Duchesse said...

Jill-Ann: We never know what kind of old age we'll have, if we get there. Both of my parents had long lives with sharp minds. We are learning more about dementia all the time, very sad to see a loved one afflicted with it.

Frugal: Thank you, I was surprised to find how deeply his death affected me, and reflecting on why, I wrote the post. As long as he was alive, those people were.

Artful Lawyer said...

Love this post - I grew up in Michigan boating and watching my grandparents (even more than my parents) in the 1970s and 80s (when I was a kid and they were senior citizens) drinking, smoking, eating beef and butter, having parties and having a great time. And so many lived long - life for the professional class in 2010 isn't nearly as fun (all worry and not enough Scotch).

Duchesse said...

Artful Lawyer: We hare some roots. One time after she turned 90, my mother told me that they took the train from No. Michigan to New Orleans with friends, shortly after my Dad got out of the army. "Three days in the bar car", she said, "We felt we deserved it." I was amazed as I saw her as quite proper.

Duchesse said...

Artful: Oh- and also they could support a family on one income. That makes a big difference.

Marguerite said...

Beautifully written Duchesse. My parents were of that generation as well. I think the major difference in their lives as compared to ours is stress. I blame technology and multitasking! Let's all relax with a cocktail and a steak and just let that phone ring. LOL

Duchesse said...

Marguerite: I find the current culture of denial and 'health consciousness' rather overdone. Unlike their steaks.

s. said...

How I miss that generation!s

Anonymous said...

What a wonderful post! Quite a tribute to that wonderful generation and a way of life lives with gusto. My father in law passed away recently at the age of 90. At the wake, we had Manhattans, things with cream sauce and decadent deserts in his honor.

Duchesse said...

s: I'm doing my best to keep it going by enjoying the occasional martini or eclair.

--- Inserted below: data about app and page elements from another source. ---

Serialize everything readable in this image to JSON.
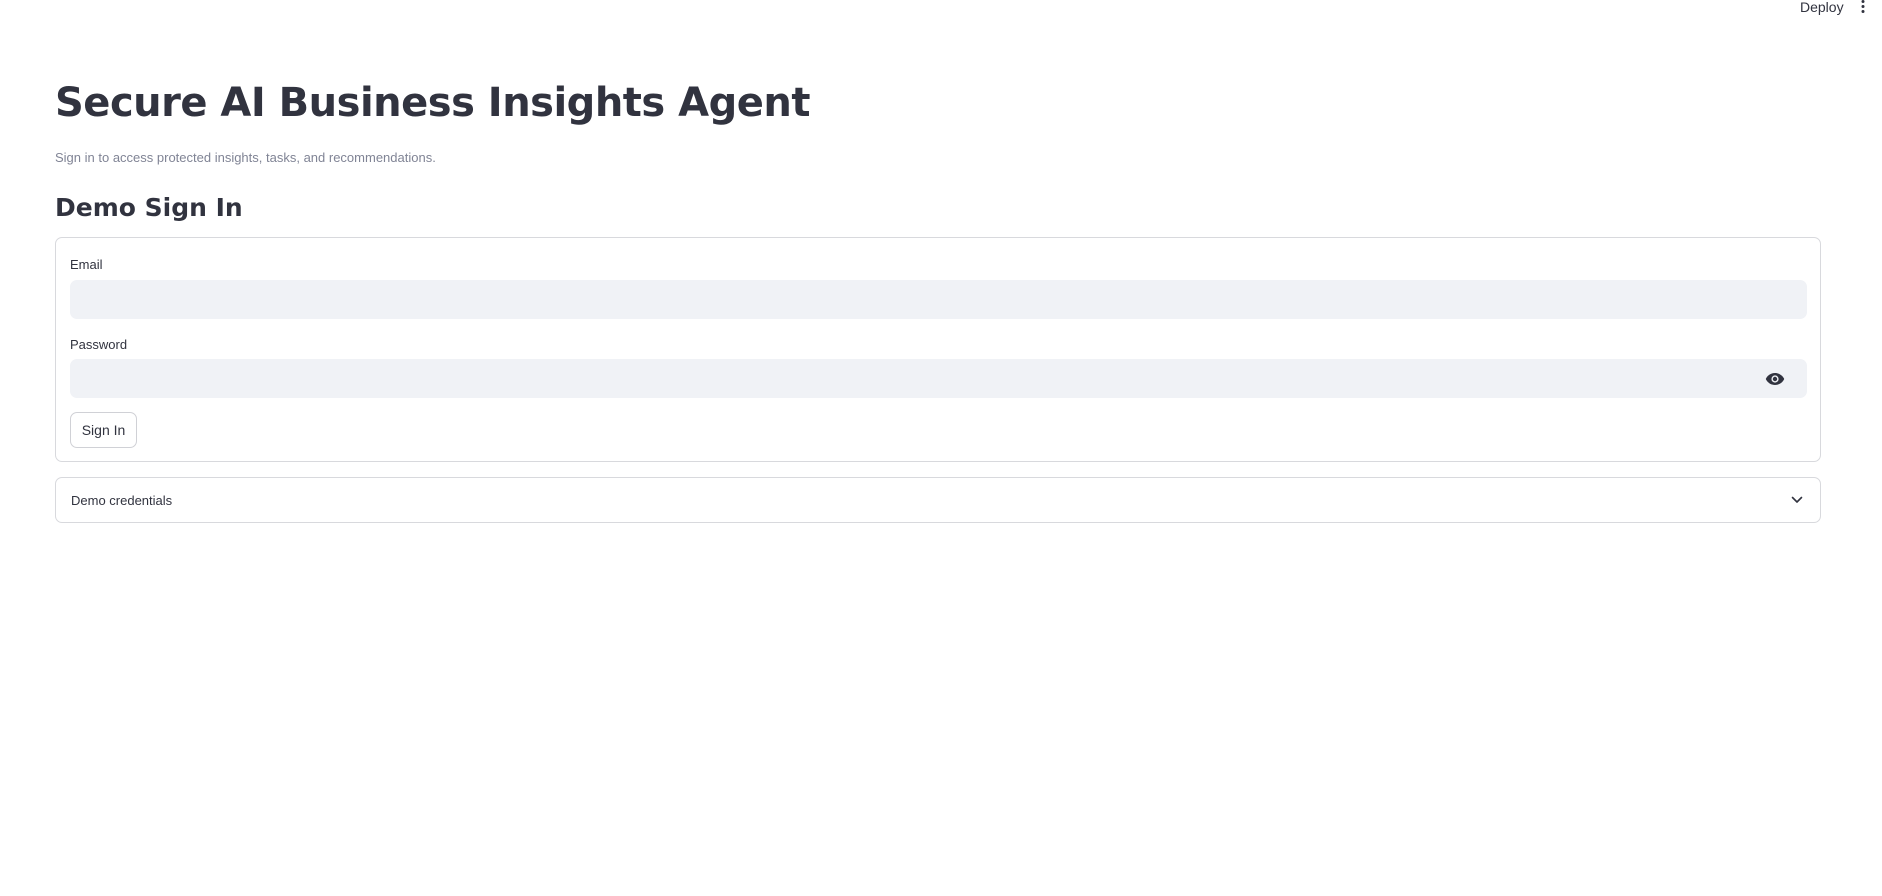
{
  "header": {
    "deploy_label": "Deploy",
    "menu_icon": "vertical-ellipsis-icon"
  },
  "page": {
    "title": "Secure AI Business Insights Agent",
    "subtitle": "Sign in to access protected insights, tasks, and recommendations."
  },
  "signin": {
    "heading": "Demo Sign In",
    "email_label": "Email",
    "email_value": "",
    "password_label": "Password",
    "password_value": "",
    "show_password_icon": "eye-icon",
    "submit_label": "Sign In"
  },
  "demo_credentials": {
    "label": "Demo credentials",
    "expanded": false,
    "icon": "chevron-down-icon"
  },
  "colors": {
    "text": "#31333f",
    "muted": "#808495",
    "input_bg": "#f0f2f6",
    "border": "#d8d9dd"
  }
}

Anonymous: What a marvelous memorial. Gusto is the word. My Dad was quite puzzled about why people voluntarily gave up dessert, and he thought white wine spritzers were the weirdest thing one could drink.

Maggie said...

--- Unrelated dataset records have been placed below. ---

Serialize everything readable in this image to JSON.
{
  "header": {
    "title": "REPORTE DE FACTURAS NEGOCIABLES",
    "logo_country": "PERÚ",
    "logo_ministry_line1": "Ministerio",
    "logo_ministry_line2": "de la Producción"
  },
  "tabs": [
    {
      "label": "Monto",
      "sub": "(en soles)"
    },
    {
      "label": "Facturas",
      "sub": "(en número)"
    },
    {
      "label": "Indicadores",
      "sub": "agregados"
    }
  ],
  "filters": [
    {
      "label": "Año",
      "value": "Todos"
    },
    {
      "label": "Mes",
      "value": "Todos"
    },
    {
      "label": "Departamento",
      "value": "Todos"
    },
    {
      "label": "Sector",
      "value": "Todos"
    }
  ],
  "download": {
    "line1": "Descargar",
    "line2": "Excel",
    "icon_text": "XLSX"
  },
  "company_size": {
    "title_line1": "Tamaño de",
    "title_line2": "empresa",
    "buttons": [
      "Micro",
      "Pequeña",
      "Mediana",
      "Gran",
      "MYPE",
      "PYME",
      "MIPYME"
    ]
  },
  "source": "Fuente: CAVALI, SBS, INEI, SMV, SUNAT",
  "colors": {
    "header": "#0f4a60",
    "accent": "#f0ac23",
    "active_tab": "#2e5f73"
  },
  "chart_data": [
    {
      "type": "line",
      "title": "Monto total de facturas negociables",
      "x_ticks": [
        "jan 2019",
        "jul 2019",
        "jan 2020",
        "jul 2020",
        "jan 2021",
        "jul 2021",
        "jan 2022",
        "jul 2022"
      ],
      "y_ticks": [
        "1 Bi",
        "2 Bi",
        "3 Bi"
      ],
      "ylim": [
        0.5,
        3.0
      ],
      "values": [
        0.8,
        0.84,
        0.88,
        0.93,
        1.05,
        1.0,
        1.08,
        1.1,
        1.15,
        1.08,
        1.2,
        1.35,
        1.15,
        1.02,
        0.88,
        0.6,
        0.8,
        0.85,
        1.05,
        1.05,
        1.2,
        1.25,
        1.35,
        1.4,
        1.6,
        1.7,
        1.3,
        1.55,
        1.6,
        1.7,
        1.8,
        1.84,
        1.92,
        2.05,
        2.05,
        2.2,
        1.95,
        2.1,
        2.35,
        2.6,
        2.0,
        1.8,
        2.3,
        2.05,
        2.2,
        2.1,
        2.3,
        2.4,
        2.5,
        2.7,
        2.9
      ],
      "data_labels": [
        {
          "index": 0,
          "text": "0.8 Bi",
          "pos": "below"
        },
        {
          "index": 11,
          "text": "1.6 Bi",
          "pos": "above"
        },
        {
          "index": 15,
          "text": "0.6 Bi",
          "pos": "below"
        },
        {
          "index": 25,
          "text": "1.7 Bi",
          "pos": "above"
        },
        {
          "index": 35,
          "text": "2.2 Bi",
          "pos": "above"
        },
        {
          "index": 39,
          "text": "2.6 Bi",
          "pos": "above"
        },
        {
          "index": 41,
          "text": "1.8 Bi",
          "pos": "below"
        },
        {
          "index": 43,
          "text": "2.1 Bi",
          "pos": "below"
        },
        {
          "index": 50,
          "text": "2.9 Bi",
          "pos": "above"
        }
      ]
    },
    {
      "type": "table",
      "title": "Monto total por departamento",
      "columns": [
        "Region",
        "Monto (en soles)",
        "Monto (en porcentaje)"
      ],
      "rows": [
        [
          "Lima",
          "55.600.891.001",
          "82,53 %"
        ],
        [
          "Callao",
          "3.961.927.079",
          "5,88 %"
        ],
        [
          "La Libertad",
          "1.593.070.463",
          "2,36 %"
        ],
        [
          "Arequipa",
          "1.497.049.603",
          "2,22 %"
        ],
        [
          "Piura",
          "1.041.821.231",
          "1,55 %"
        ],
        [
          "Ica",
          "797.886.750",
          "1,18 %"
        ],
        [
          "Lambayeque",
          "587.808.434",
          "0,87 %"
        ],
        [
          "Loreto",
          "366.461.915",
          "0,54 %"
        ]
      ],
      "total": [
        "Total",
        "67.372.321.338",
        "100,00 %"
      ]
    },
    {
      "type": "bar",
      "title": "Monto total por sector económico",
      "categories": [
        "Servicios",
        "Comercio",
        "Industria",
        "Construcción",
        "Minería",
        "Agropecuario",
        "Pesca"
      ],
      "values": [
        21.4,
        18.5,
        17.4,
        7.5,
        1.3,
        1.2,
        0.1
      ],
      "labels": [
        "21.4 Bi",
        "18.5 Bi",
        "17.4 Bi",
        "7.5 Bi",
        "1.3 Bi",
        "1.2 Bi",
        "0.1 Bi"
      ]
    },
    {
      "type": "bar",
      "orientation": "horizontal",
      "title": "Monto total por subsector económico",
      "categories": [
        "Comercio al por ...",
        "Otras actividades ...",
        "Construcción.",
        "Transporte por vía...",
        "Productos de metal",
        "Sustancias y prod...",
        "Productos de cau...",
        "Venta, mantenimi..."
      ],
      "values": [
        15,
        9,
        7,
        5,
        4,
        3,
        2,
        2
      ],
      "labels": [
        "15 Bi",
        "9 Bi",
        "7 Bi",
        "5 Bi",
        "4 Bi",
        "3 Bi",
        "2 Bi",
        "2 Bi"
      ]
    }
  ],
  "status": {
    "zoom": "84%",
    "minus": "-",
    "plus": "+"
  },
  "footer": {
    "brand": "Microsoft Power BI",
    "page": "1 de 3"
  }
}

Duchesse, a beautiful and insightful post that resonates loud and clear to all Baby Boomers out there. I was reminded of much the same feelings and musings recently when the grandson of my dad's closest friend ran for mayor of a local city. Reconnecting with the family ( a big, loud, fun loving, Irish clan) after many years recalled those same memories for me. Although our parents are gone now, they all lived well into the golden ages. As younger folks, they lived guilt free when it came to having fun. They knew how to enjoy life's pleasures both large and small. I'm getting tired of hearing someone at a dinner party announce that they'll have to, "hit the gym tommorrow to work off all the calories etc."
Artful Lawyer said it best...life in 2010 is not nearly as much fun as it used to be. Can we take a lesson from all of this?

Duchesse said...

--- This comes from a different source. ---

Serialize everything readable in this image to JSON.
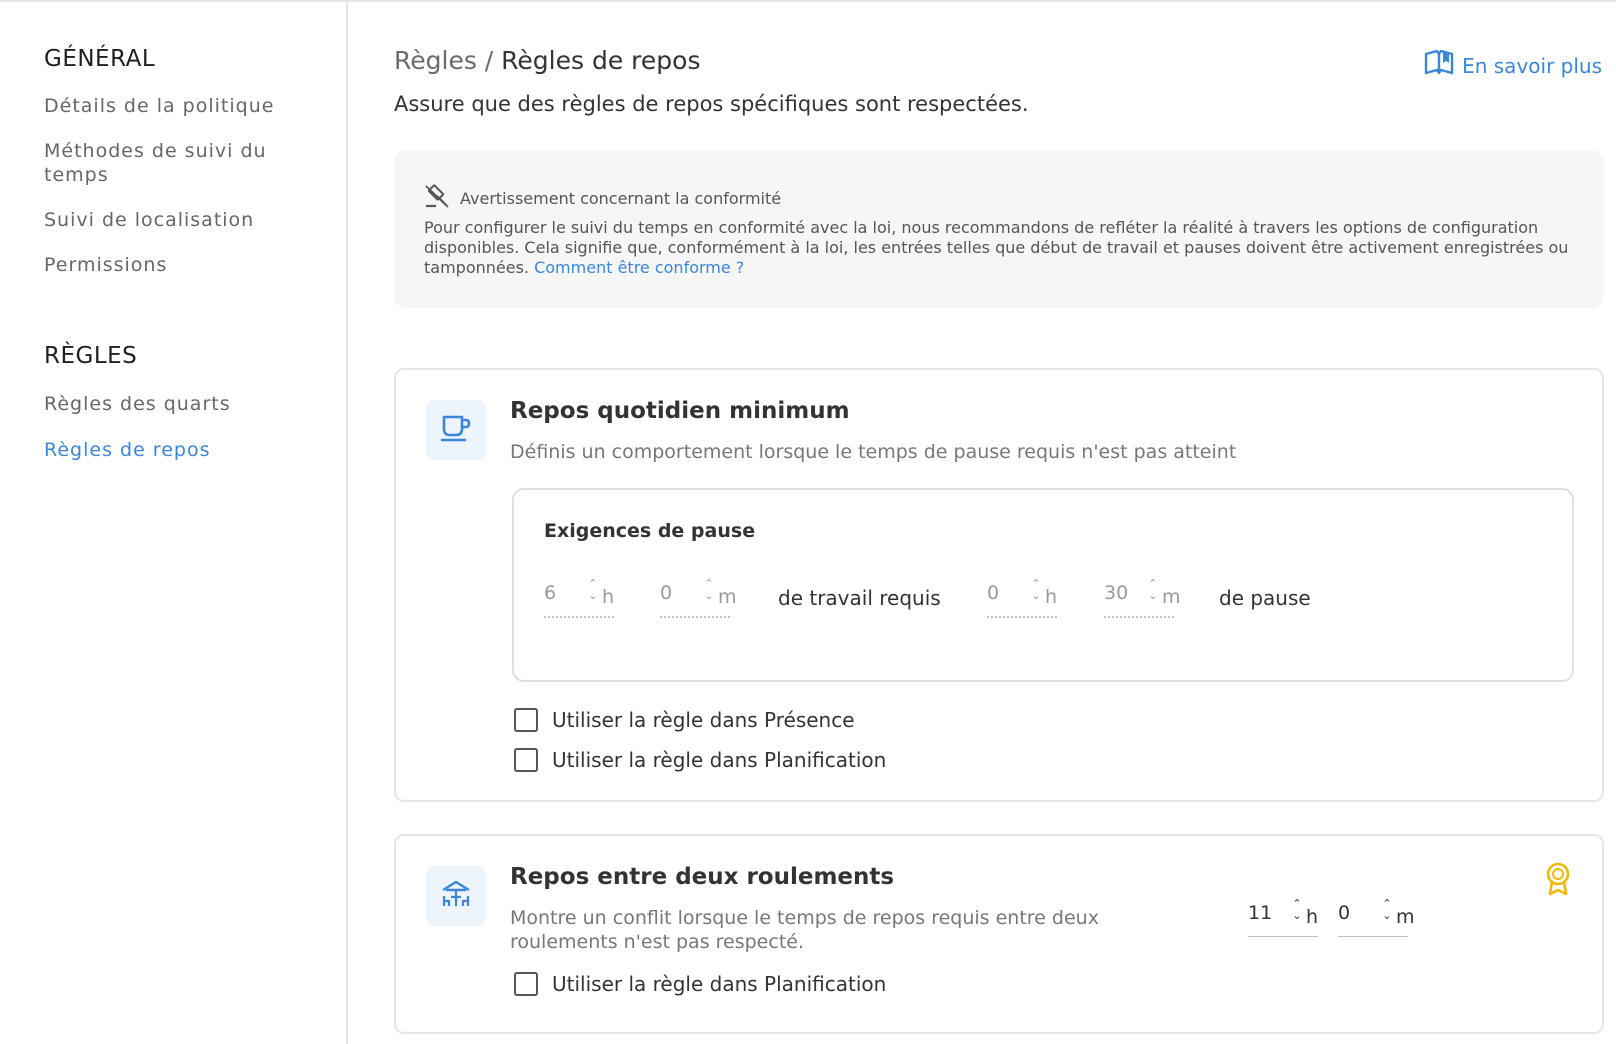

Maggie: Some decades ago I caught myself saying that "hit the gym" thing, then realized what a killjoy I was, bringing guilt to a table. Each of us takes her own lessons from how they lived, and for me it is about leisurely meals at a table, not carrying a BlackBerry and taking regular time off.

diverchic said...

A beautiful and poignant description of that time and culture. Thanks.

Anonymous said...

These were simpler times, no 60 hour work weeks with long commutes and then being on-call 24-7. The women in particular lived a simple life; most did not work outside the home. I see a great difference in the work hours and extreme job pressure from when I started working in 1978 until today. Personally I do not think boomers will live longer than their parents; I know plenty fo 50+ women that have died of various cancers never having had any time to enjoy their life while their 85+ mothers are still alive and kicking.

Duchesse said...

Anonymous @ 9:15: Yes, the hours and pressure. If employers require overtime and create pressure (threat of layoff, under-resourcing), some of us will sacrifice years of life to our employers. Some companies give compensatory time off but I question the health benefits of an extra few off a run of 12-14 hour days.